TRACESURE I – PRODUCT DATA SHEET
Rosin based boluses, composed of two parts, forming a single cylindrical bolus.
Each 58g Tracesure-I bolus contains 3400mg iodine, 500mg selenium and 500mg cobalt.
Tracesure-I is a ruminal bolus for cattle, providing slow release supplementation of iodine, selenium and cobalt. Where dietary intake of iodine, selenium or cobalt is low, or where utilization of iodine is depressed by forage goitrogens, the health and productivity of the animal may be improved by supplementation of these elements.
Goitrogens are substances commonly present in brassicas (cabbage family), soya and in linseed meals, beet pulp and sometimes in pastures, which reduce the efficient utilisation of iodine in maintaining thyroid function. The thyroid gland produces hormones which control metabolism.

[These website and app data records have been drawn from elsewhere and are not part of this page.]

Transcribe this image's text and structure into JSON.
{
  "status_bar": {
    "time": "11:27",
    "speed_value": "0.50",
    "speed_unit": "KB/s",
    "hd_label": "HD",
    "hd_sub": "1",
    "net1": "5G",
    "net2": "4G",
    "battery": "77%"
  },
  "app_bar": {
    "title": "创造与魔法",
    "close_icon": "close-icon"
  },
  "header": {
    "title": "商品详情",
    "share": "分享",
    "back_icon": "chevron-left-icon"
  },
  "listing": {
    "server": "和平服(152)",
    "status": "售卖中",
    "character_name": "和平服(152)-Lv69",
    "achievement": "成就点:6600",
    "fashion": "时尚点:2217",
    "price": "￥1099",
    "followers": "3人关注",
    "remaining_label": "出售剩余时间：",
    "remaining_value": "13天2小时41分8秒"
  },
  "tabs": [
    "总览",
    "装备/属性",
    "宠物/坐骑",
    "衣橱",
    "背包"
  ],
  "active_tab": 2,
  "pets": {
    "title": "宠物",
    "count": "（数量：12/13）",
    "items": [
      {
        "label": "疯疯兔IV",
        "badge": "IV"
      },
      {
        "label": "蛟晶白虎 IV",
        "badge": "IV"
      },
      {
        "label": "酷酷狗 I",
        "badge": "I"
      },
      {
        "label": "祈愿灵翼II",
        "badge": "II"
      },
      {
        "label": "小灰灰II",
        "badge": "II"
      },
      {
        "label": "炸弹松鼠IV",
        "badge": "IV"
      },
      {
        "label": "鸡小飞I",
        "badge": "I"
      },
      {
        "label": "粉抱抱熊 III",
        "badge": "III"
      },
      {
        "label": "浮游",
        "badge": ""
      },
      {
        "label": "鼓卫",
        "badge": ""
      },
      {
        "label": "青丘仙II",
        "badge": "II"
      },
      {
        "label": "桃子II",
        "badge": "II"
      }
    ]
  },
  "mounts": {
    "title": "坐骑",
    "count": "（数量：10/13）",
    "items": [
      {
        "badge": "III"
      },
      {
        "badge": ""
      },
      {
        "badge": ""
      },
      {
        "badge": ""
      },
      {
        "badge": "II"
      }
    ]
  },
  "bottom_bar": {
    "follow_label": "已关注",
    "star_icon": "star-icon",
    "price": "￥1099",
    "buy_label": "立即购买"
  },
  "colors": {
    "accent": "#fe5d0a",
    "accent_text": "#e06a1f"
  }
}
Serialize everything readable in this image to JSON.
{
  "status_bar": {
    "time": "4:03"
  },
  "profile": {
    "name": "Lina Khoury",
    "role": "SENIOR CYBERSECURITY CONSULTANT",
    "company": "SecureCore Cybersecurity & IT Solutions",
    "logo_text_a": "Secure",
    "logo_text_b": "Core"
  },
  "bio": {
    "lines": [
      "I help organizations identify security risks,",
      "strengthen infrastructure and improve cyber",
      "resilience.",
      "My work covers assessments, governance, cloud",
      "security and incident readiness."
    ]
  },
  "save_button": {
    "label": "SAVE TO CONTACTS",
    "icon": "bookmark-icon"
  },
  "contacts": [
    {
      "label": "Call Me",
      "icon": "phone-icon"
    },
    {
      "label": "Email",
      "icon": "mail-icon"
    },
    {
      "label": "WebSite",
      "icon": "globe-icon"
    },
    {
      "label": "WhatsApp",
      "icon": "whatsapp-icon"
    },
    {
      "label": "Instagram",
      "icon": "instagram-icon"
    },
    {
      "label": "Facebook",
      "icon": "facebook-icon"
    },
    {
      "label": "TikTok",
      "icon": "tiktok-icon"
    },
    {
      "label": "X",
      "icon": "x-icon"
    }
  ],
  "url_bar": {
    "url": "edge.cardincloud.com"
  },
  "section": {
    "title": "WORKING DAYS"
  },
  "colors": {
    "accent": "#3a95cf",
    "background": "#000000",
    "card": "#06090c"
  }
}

Selenium deficient stock may suffer from white muscle disease, increased still births, depressed fertility and poor growth rate.
Cobalt deficient stock may have depressed appetites and/or show signs of general ill-thrift and poor growth.
Tracesure-I boluses release supplementary iodine, selenium and cobalt for up to 5 – 6 months. These trace elements are released from the bolus by leaching, providing dietary supplementation. Spent boluses become large and fragile. They are eventually shed, intact or fragmented, by being regurgitated or excreted.
Dosage and Administration
Tracesure-I boluses are administered orally. Place the bolus at the back of the mouth, beyond the hump of the tongue, using a suitable dosing gun (e.g. the Tracesure Cattle dosing gun). To avoid injury, the dosing gun should be used carefully and without force. Normal swallowing movements should allow the dose to be passed easily into the back of the mouth, the bolus may then be ejected and passage of the gun beyond this point is not necessary. Always check that the animal swallows the bolus.
Cattle weight (kg)
200 - 549 = 1 bolus
> 550 = 2 boluses
Pasture analysis for trace element content is useful and laboratories undertaking this work can provide advice on the need for supplementation. Pasture swards can vary greatly in their trace element content. Contaminant soil can substantially alter the trace element supply.